It doesn’t take much skill to make delicious homemade chicken soup… just a little patience. The best chicken soup starts with the best homemade stock so I am sharing my recipe for easy chicken soup and stock, which is all the same to me. And wait ’til you see how easy it is. There’s really not much to do.
You just put everything into the biggest soup pot you have and cook it. The best flavor comes from chicken parts with a lot of bones, which is why I use backs & necks and wings. Ideally, I get a package of each since there is more meat on the wings. So forget making soup with chicken breasts – you won’t be happy.
Aromatic vegetables are a must and those include onions, carrots, celery, and I like to add a parsnip too. You can put them in whole or chop them up. The main thing is time. I cook mine for three hours and it never fails. After three hours of cooking, there’s not much left of the vegetables so I always discard them. And I pick the meat off the bones and store that separately.

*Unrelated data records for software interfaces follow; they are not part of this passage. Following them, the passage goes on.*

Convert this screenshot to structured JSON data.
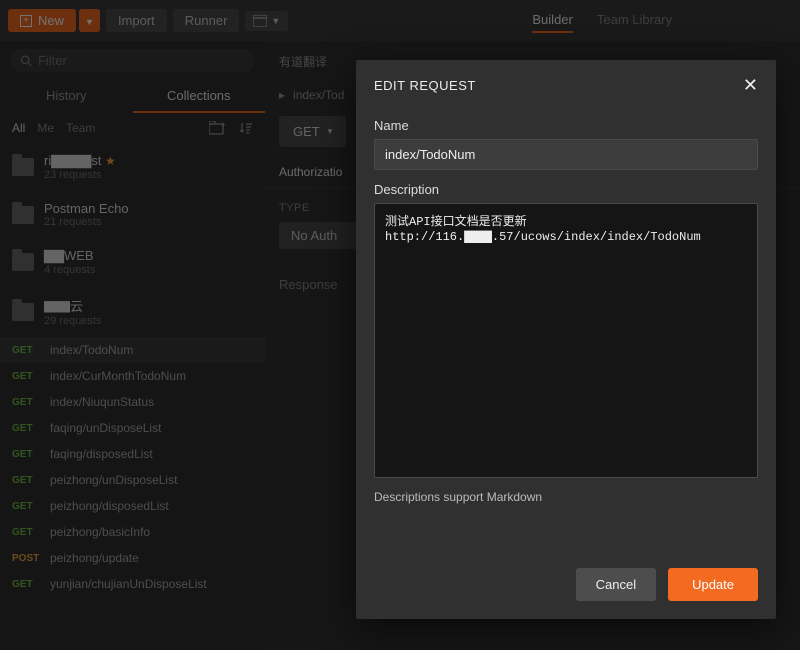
{
  "topbar": {
    "new_label": "New",
    "import_label": "Import",
    "runner_label": "Runner",
    "tabs": {
      "builder": "Builder",
      "team_library": "Team Library",
      "active": "builder"
    }
  },
  "sidebar": {
    "filter_placeholder": "Filter",
    "tabs": {
      "history": "History",
      "collections": "Collections",
      "active": "collections"
    },
    "scopes": {
      "all": "All",
      "me": "Me",
      "team": "Team",
      "active": "all"
    },
    "collections": [
      {
        "name": "ri▇▇▇▇st",
        "sub": "23 requests",
        "starred": true
      },
      {
        "name": "Postman Echo",
        "sub": "21 requests",
        "starred": false
      },
      {
        "name": "▇▇WEB",
        "sub": "4 requests",
        "starred": false
      },
      {
        "name": "▇▇云",
        "sub": "29 requests",
        "starred": false
      }
    ],
    "requests": [
      {
        "method": "GET",
        "name": "index/TodoNum",
        "selected": true
      },
      {
        "method": "GET",
        "name": "index/CurMonthTodoNum"
      },
      {
        "method": "GET",
        "name": "index/NiuqunStatus"
      },
      {
        "method": "GET",
        "name": "faqing/unDisposeList"
      },
      {
        "method": "GET",
        "name": "faqing/disposedList"
      },
      {
        "method": "GET",
        "name": "peizhong/unDisposeList"
      },
      {
        "method": "GET",
        "name": "peizhong/disposedList"
      },
      {
        "method": "GET",
        "name": "peizhong/basicInfo"
      },
      {
        "method": "POST",
        "name": "peizhong/update"
      },
      {
        "method": "GET",
        "name": "yunjian/chujianUnDisposeList"
      }
    ]
  },
  "main": {
    "translate_hint": "有道翻译",
    "breadcrumb": "index/Tod",
    "http_method": "GET",
    "request_tabs": {
      "authorization": "Authorizatio",
      "active": "authorization"
    },
    "type_label": "TYPE",
    "auth_value": "No Auth",
    "response_label": "Response"
  },
  "modal": {
    "title": "EDIT REQUEST",
    "name_label": "Name",
    "name_value": "index/TodoNum",
    "desc_label": "Description",
    "desc_value": "测试API接口文档是否更新\nhttp://116.▇▇▇.57/ucows/index/index/TodoNum",
    "hint": "Descriptions support Markdown",
    "cancel": "Cancel",
    "update": "Update"
  }
}
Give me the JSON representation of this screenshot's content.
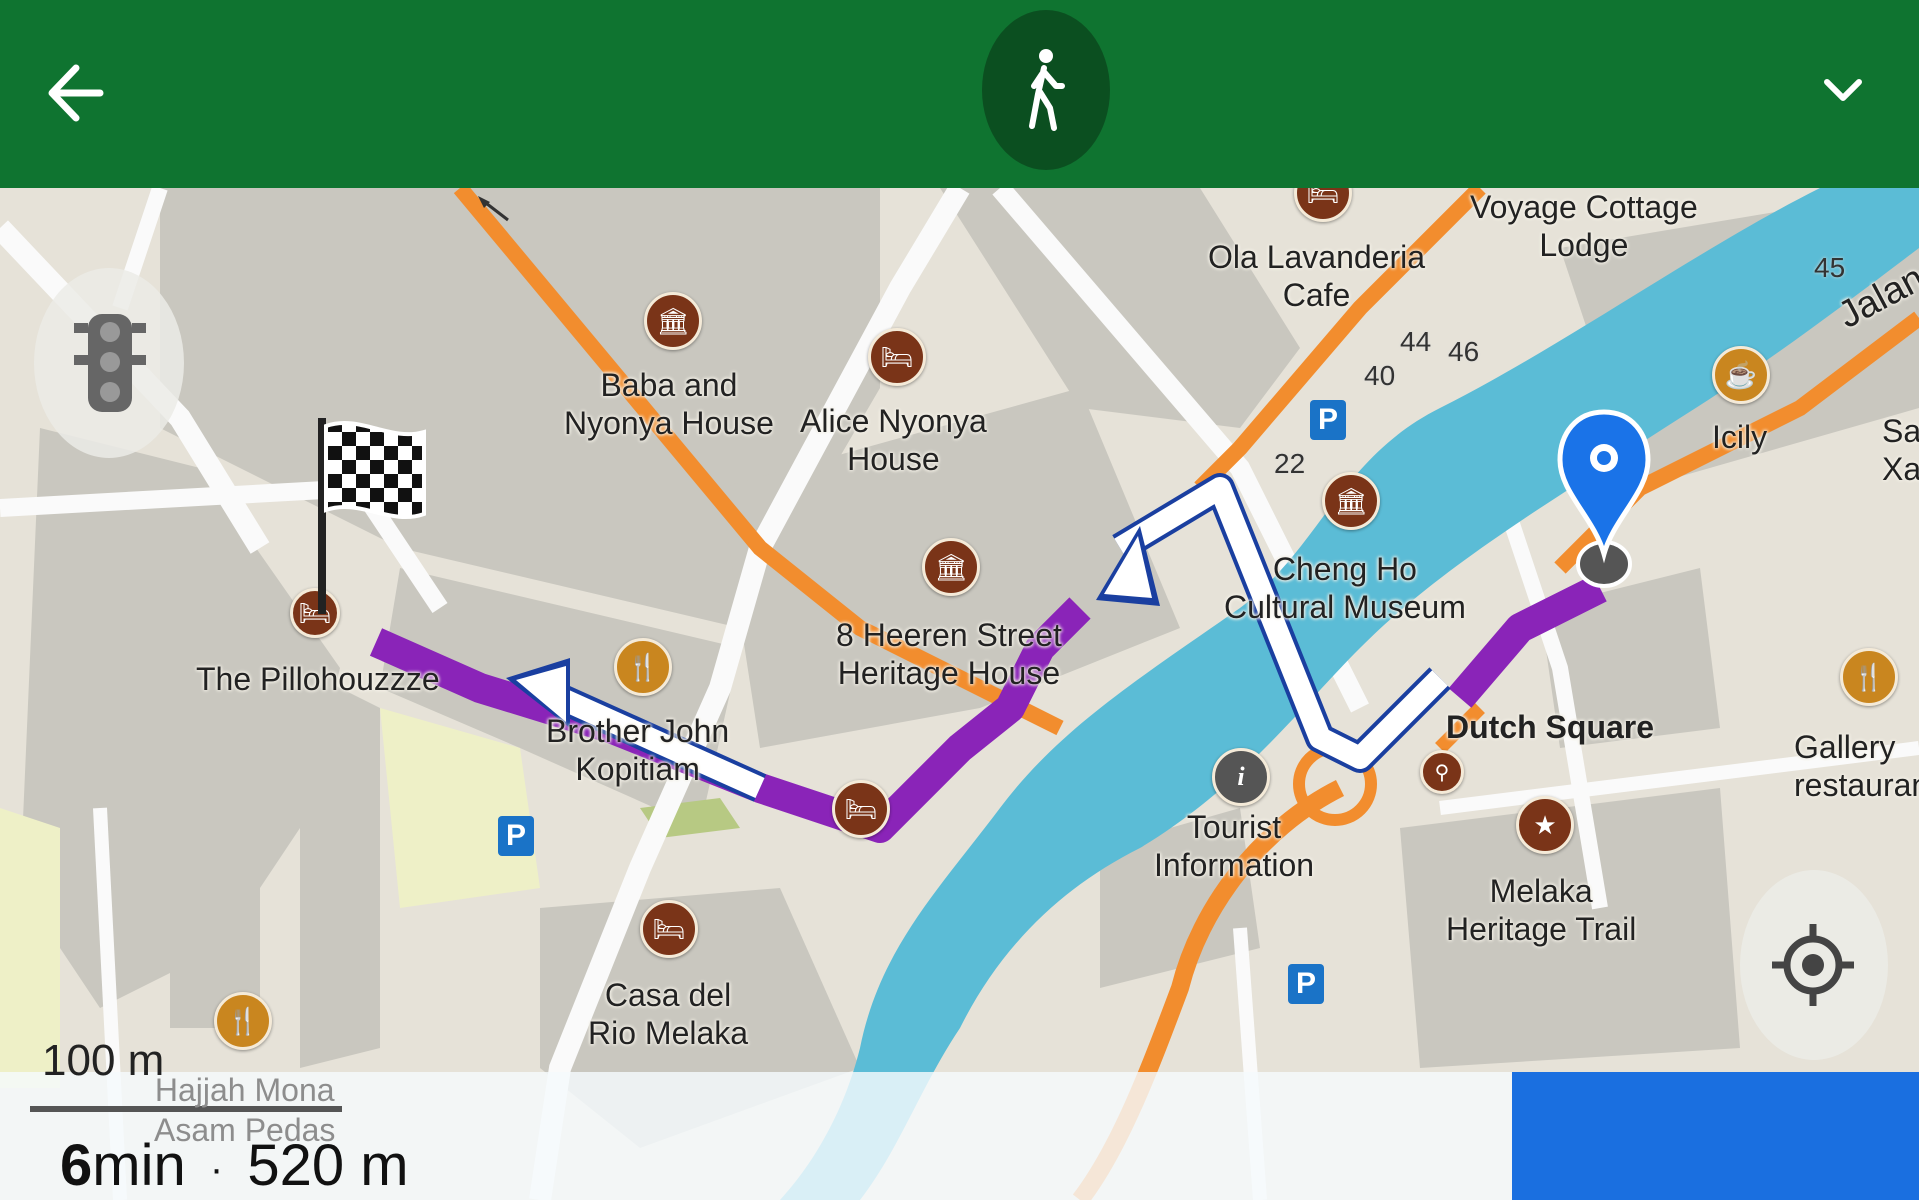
{
  "header": {
    "back_icon": "arrow-left-icon",
    "mode_icon": "walking-person-icon",
    "collapse_icon": "chevron-down-icon",
    "bar_color": "#0f7430"
  },
  "map": {
    "labels": {
      "voyage": "Voyage Cottage\nLodge",
      "ola": "Ola Lavanderia\nCafe",
      "baba": "Baba and\nNyonya House",
      "alice": "Alice Nyonya\nHouse",
      "heeren": "8 Heeren Street\nHeritage House",
      "cheng": "Cheng Ho\nCultural Museum",
      "pillo": "The Pillohouzzze",
      "brother": "Brother John\nKopitiam",
      "dutch": "Dutch Square",
      "tourist": "Tourist\nInformation",
      "melaka": "Melaka\nHeritage Trail",
      "casa": "Casa del\nRio Melaka",
      "icily": "Icily",
      "gallery": "Gallery\nrestaurant",
      "jalan": "Jalan",
      "sa": "Sa\nXa",
      "hajjah": "Hajjah Mona\nAsam Pedas"
    },
    "numbers": [
      "45",
      "44",
      "46",
      "40",
      "22"
    ],
    "route_color": "#8a24b8",
    "river_color": "#5bbcd6"
  },
  "controls": {
    "traffic_icon": "traffic-light-icon",
    "locate_icon": "crosshair-location-icon"
  },
  "bottom": {
    "scale": "100 m",
    "duration_value": "6",
    "duration_unit": "min",
    "separator": "·",
    "distance": "520 m"
  }
}
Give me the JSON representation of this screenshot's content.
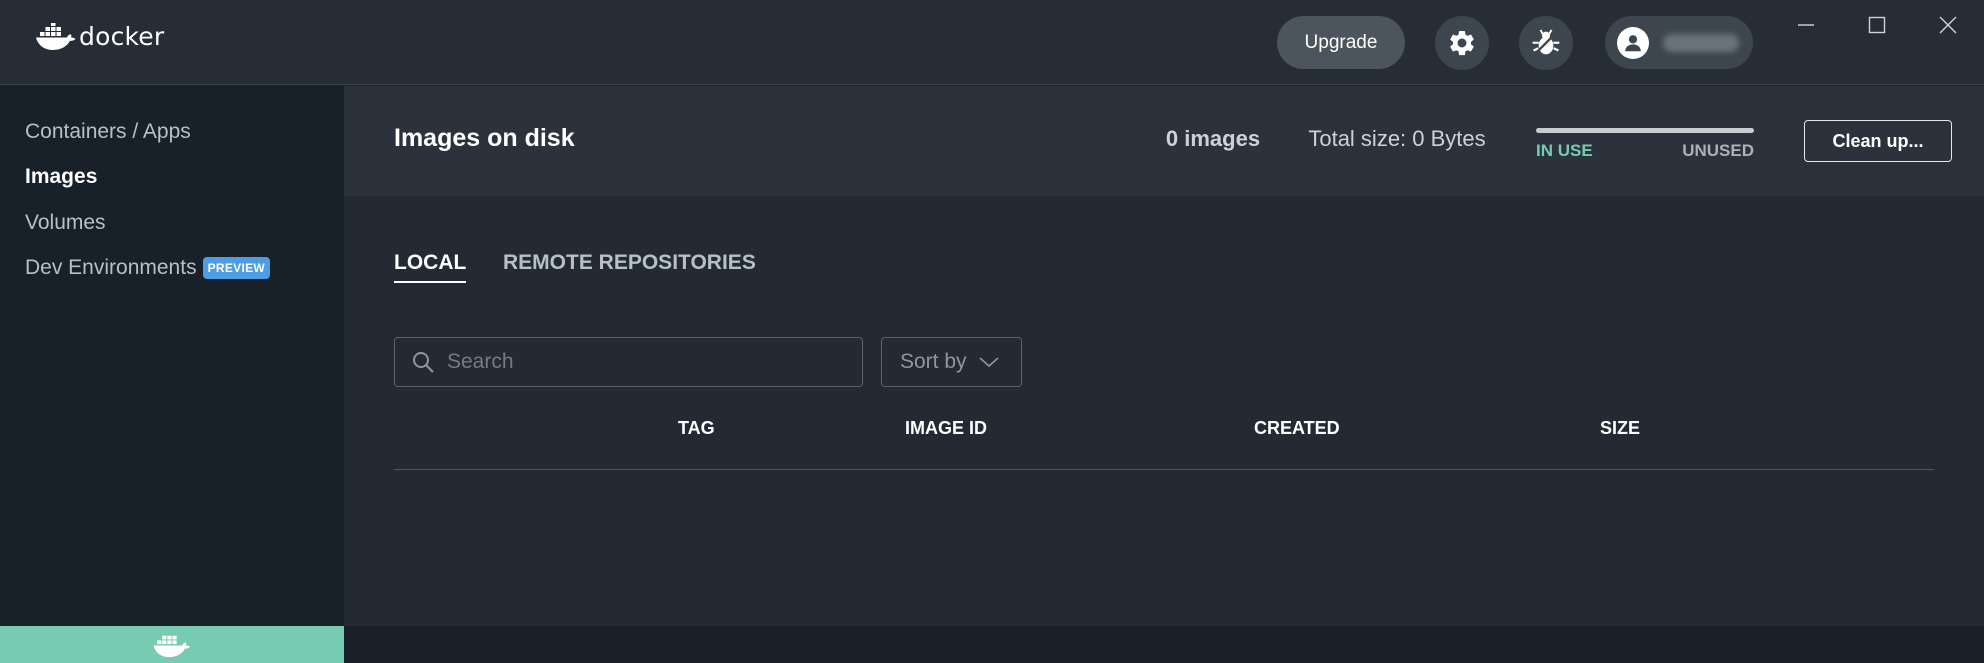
{
  "app": {
    "brand": "docker"
  },
  "titlebar": {
    "upgrade_label": "Upgrade",
    "icons": [
      "gear-icon",
      "bug-icon",
      "account-icon",
      "minimize-icon",
      "maximize-icon",
      "close-icon"
    ]
  },
  "sidebar": {
    "items": [
      {
        "label": "Containers / Apps",
        "active": false
      },
      {
        "label": "Images",
        "active": true
      },
      {
        "label": "Volumes",
        "active": false
      },
      {
        "label": "Dev Environments",
        "active": false,
        "badge": "PREVIEW"
      }
    ]
  },
  "header": {
    "title": "Images on disk",
    "image_count": "0 images",
    "total_size": "Total size: 0 Bytes",
    "usage": {
      "in_use_label": "IN USE",
      "unused_label": "UNUSED",
      "in_use_fraction": 0
    },
    "cleanup_label": "Clean up..."
  },
  "tabs": [
    {
      "label": "LOCAL",
      "active": true
    },
    {
      "label": "REMOTE REPOSITORIES",
      "active": false
    }
  ],
  "search": {
    "placeholder": "Search",
    "value": ""
  },
  "sort": {
    "label": "Sort by"
  },
  "table": {
    "columns": [
      "TAG",
      "IMAGE ID",
      "CREATED",
      "SIZE"
    ],
    "rows": []
  },
  "colors": {
    "accent_green": "#76cbb0",
    "preview_badge": "#4d9de5",
    "titlebar_bg": "#262d35",
    "sidebar_bg": "#18202a"
  }
}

So this recipe is technically a chicken stock and I always make it the night before because once it’s refrigerated, 100% of the fat will rise and solidify on the top for easy removal. It’s saturated fat and we don’t need that. In fact your soup will keep even longer in the fridge if you keep the fat layer on the top, kind of like an airtight lid.
The next day, my stock is ready to use in all of my cooking and just perfect as a soup. Once the fat layer is discarded if I want chicken noodle soup, I chop some fresh carrots and cook them with the noodles in the stock. I also use the stock to make other soups like vegetable soup, bean soup, chili, and I also drink it as a healing broth. Chicken soup does have healing compounds if you have a cold or flu so this is the perfect time to try my healthy homemade chicken soup recipe.
Sure it’s three hours, but so were the Golden Globes last night — you could have watched it AND made soup. That’s how to multi-task! Click here for the recipe. – Jenny Jones